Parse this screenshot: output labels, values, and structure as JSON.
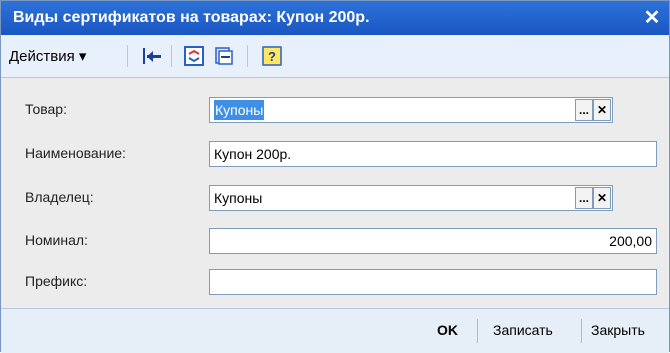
{
  "window": {
    "title": "Виды сертификатов на товарах: Купон 200р."
  },
  "toolbar": {
    "actions_label": "Действия"
  },
  "form": {
    "tovar": {
      "label": "Товар:",
      "value": "Купоны"
    },
    "name": {
      "label": "Наименование:",
      "value": "Купон 200р."
    },
    "owner": {
      "label": "Владелец:",
      "value": "Купоны"
    },
    "nominal": {
      "label": "Номинал:",
      "value": "200,00"
    },
    "prefix": {
      "label": "Префикс:",
      "value": ""
    }
  },
  "footer": {
    "ok": "OK",
    "save": "Записать",
    "close": "Закрыть"
  }
}
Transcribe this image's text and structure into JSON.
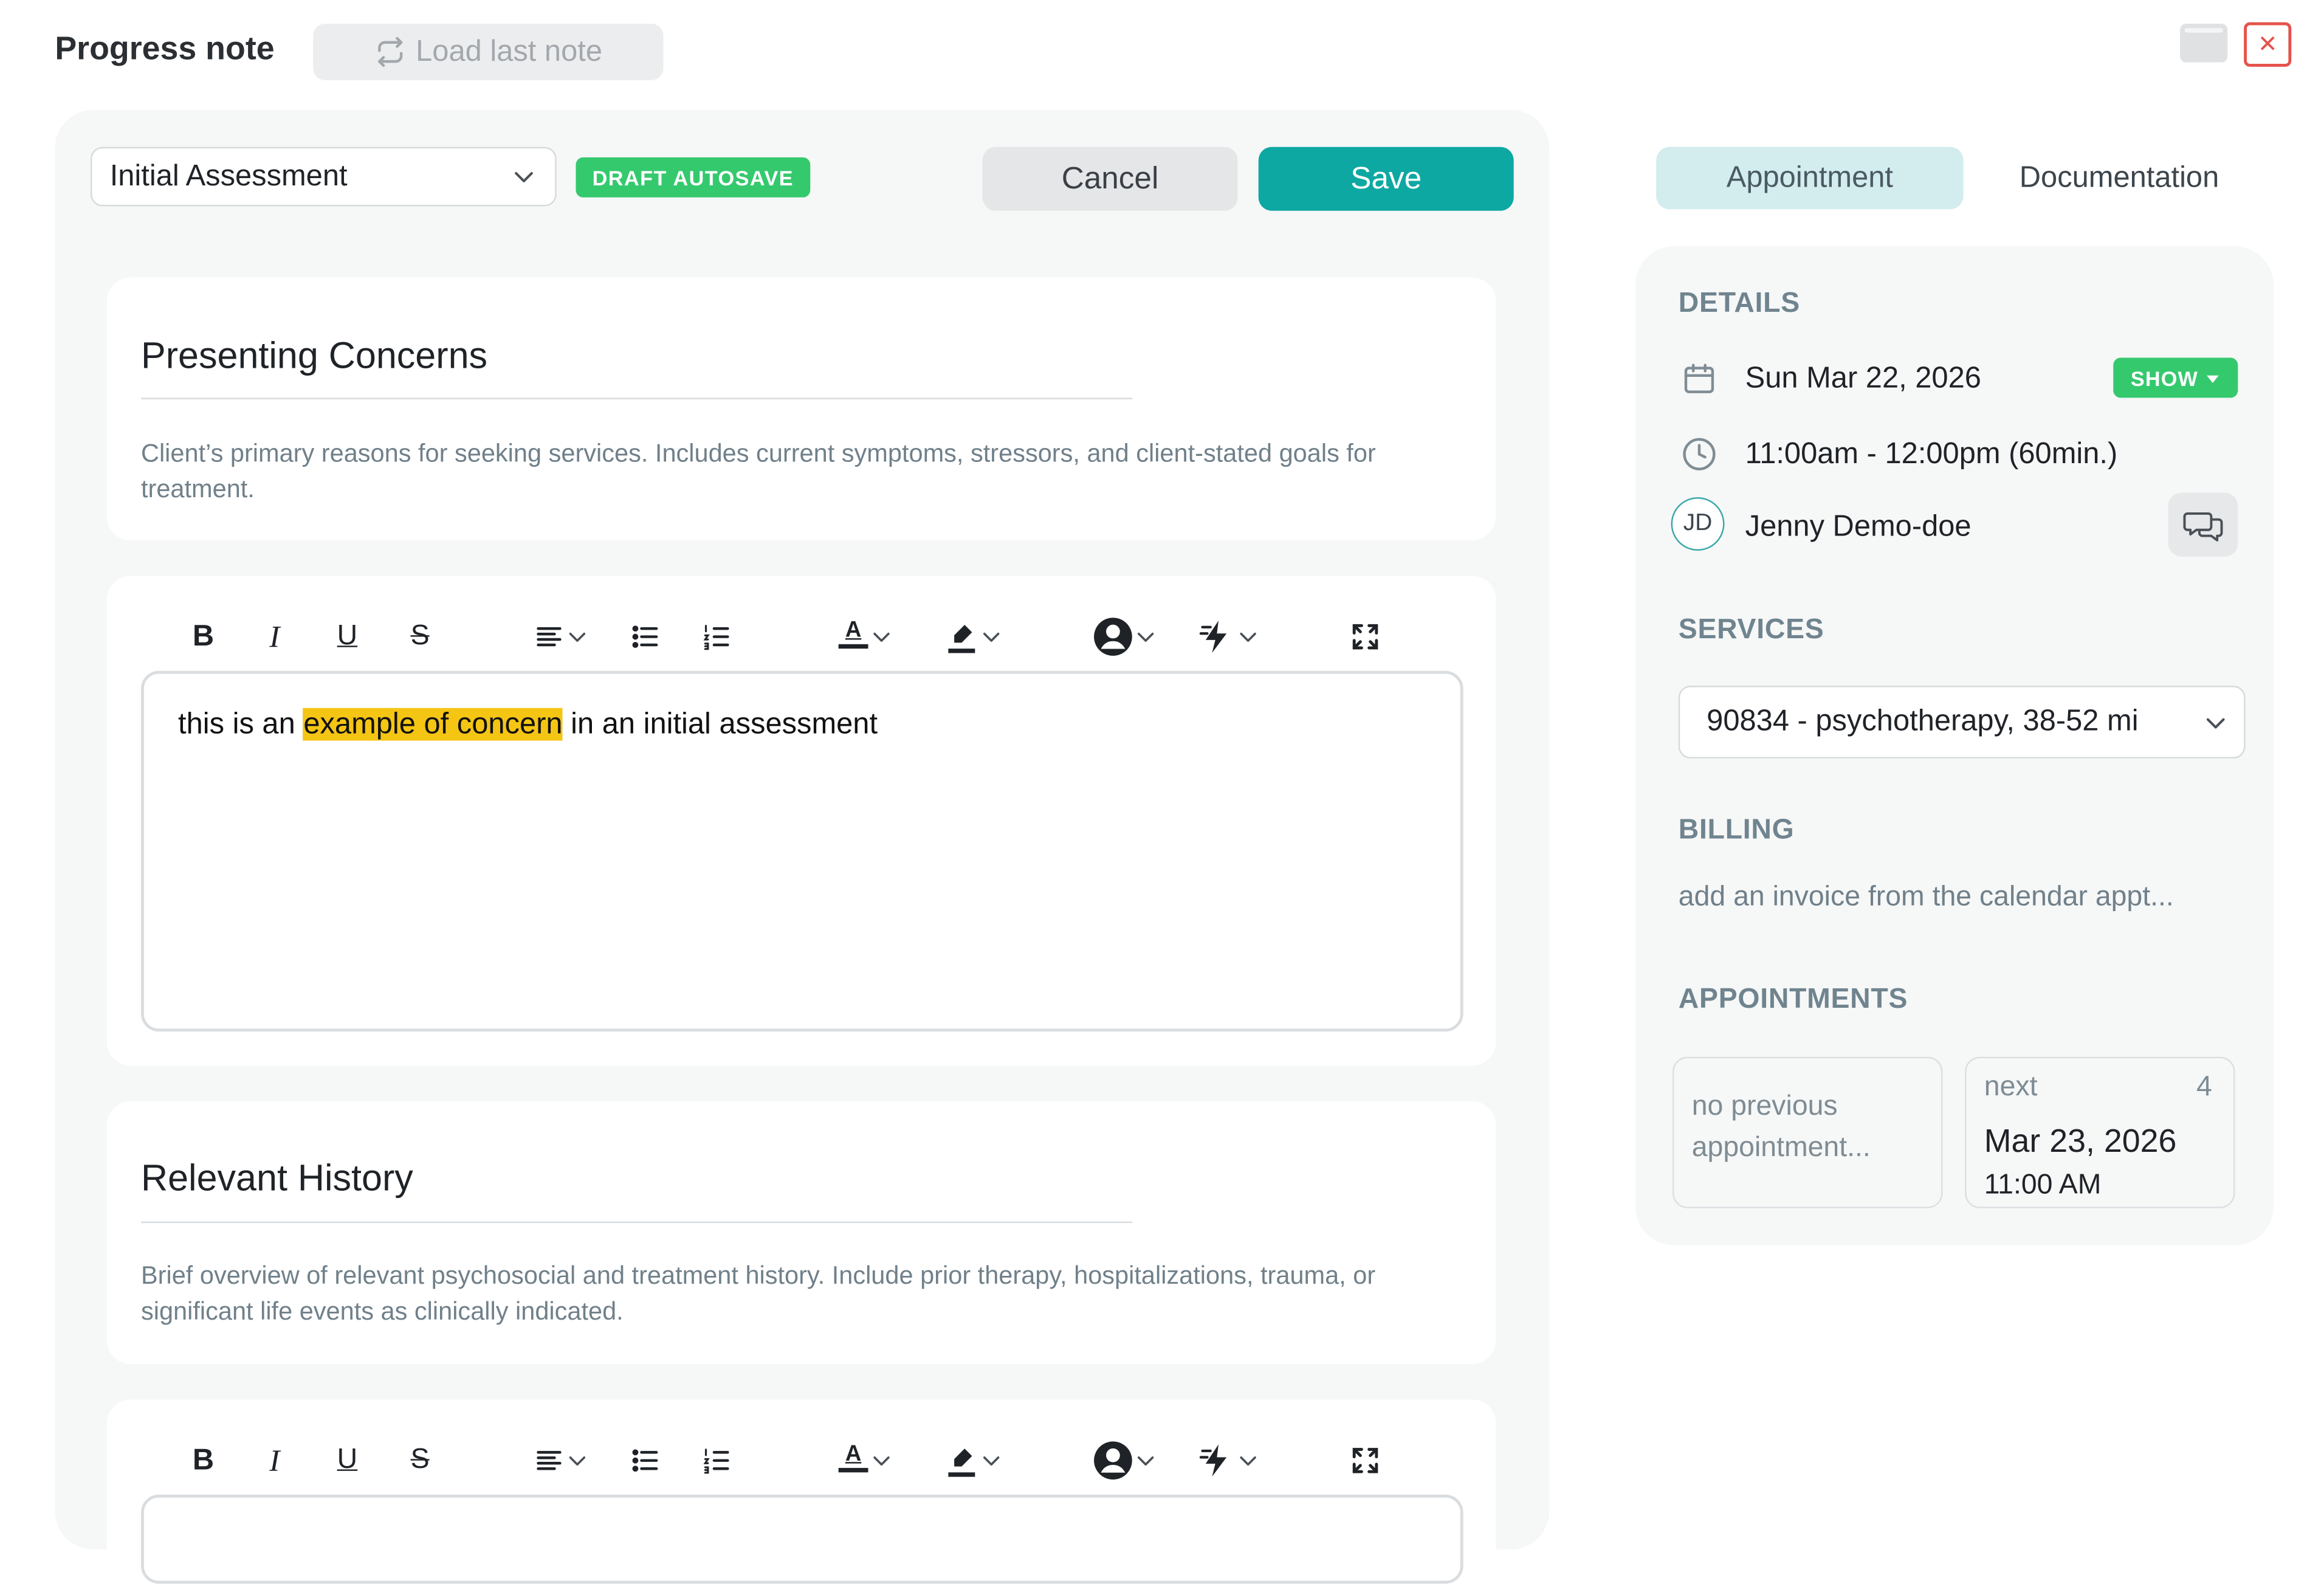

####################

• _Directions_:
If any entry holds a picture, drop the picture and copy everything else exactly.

• _Result for this task_:
Parse this screenshot: output labels, values, and structure as JSON.
{
  "window": {
    "title": "Виды сертификатов на товарах: Купон 200р."
  },
  "toolbar": {
    "actions_label": "Действия"
  },
  "form": {
    "tovar": {
      "label": "Товар:",
      "value": "Купоны"
    },
    "name": {
      "label": "Наименование:",
      "value": "Купон 200р."
    },
    "owner": {
      "label": "Владелец:",
      "value": "Купоны"
    },
    "nominal": {
      "label": "Номинал:",
      "value": "200,00"
    },
    "prefix": {
      "label": "Префикс:",
      "value": ""
    }
  },
  "footer": {
    "ok": "OK",
    "save": "Записать",
    "close": "Закрыть"
  }
}
Transcribe this image's text and structure into JSON.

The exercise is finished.